Studies from low-, middle-, and high-income countries show that children brought up in a more favorable early environment benefit in the long run. They are healthier, taller, have higher cognitive ability and educational attainment, and earn significantly higher wages. As a result, preschool construction programs are often assumed to hold considerable promise to increase school readiness while reducing socioeconomic gaps in human capital development. Researchers Adrien Bouguen (University of Mannheim), Deon Filmer (World Bank), Karen Macours (Paris School of Economics and INRA), and Sophie Naudeau (World Bank) examined a school construction project in Cambodia to see if this kind of effort had the desired results. They found that a poor understanding of parent response may be at the heart of the program’s disappointing results.
Continue reading “Preschool and Parents’ Reactions in a Developing Country: Evidence from a School Construction Experiment in Cambodia”
Because experiences in early childhood are known to influence child development, preschool programs are often viewed as policy interventions with the most potential to improve the prospects of children from low-income families. In a new study, Owen Thompson (University of Wisconsin, Milwaukee) examined the impact of Head Start on a variety of socioeconomic outcomes for participants through age 48.
Continue reading “Head Start’s Long-Run Impact”
Our understanding of the age at which the black–white test gap emerges has been hampered by two overlooked factors. Timothy N. Bond (Purdue University) and Kevin Lang (Boston University) address these issues in a forthcoming paper in the Journal of Human Resources.
Continue reading ““Growth” in Black–White Test Gap Is Due to Poor Measurement”
Researchers—and parents of teenagers—have long suspected that school starts too early in the morning for adolescents. New research by Jenni Heissel (Naval Postgraduate Academy) and Sam Norris (Northwestern University) shows exactly how much early start times are hindering academic achievement.
Continue reading “Later Start Times Increase Academic Achievement for Teens”
Most children in Sub-Saharan Africa are enrolled in school these days, but for reasons not well understood, they learn very little. Previous research has shown that a lack of physical resources, such as textbooks and flip charts, cannot explain these low levels of achievement. New study finds that when teachers lack knowledge, their students fall behind.
Continue reading “You Can’t Teach What You Don’t Know: Teachers’ Lack of Knowledge Hampers Student Learning in Sub-Saharan Africa”
A myriad of studies find that later-born children have worse educational and labor market outcomes as adults than their older siblings, a phenomenon known as the “birth order effect.” New research finds these differences begin very early in children’s lives—and parenting behavior can explain it.
Continue reading “Why Do First-Borns Perform Better? The First Years”
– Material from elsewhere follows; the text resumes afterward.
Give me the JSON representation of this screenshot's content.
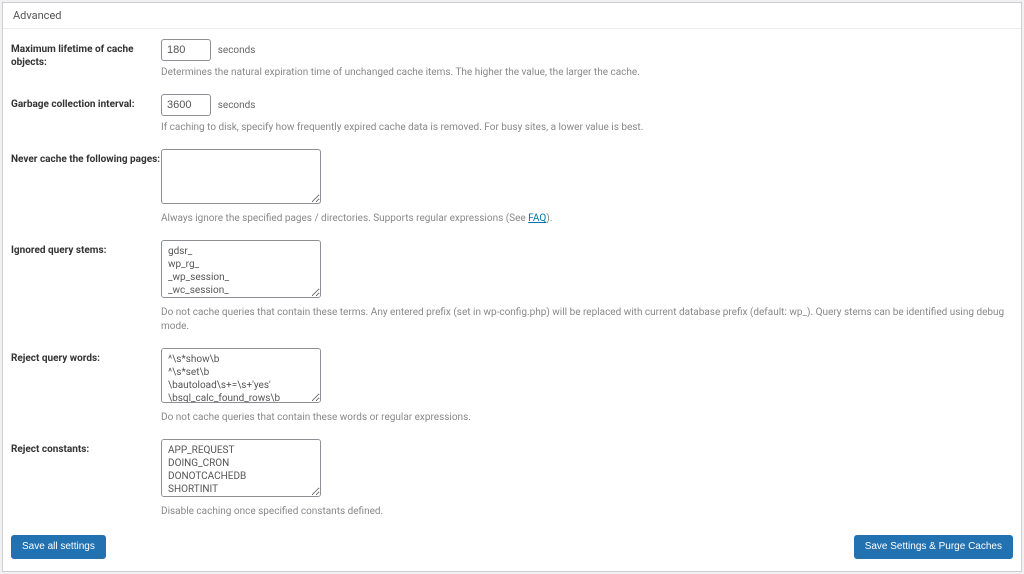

The role of psychological attributes such as hope and self-efficacy in escaping poverty has attracted increasing attention among economists, policy-makers, and development practitioners. Researchers recently borrowed a technique from clinical psychology to learn what self-portraits can tell us about the effectiveness of a child sponsorship program in the slums of Jakarta.
Continue reading “Children’s Self-Portraits Show that Child Sponsorship Increases Hope”
Recent job seekers know that “soft skills”—traits related to personality, values, and personal interaction—can be important in receiving a job offer. These so-called noncognitive abilities are important parts of our personalities, and researchers are working to understand how they, as well as cognitive abilities, are formed in children. Continue reading “Thank Your Parents for Your Soft Skills”
Gender disparities in academic performance still persist, despite decades of efforts to close them. A new study finds middle school girls perform better on standardized tests when they have female teachers, while boys’ scores do not show any such impact. Continue reading “Female Teachers Provide an Academic Boost to Middle School Girls”
“First-born children have better thinking skills, study says” in The Guardian highlights JHR-published study that finds parenting behavior results in cognitive advantages for first-born children. Continue reading “First-Born Children *Are* Smarter”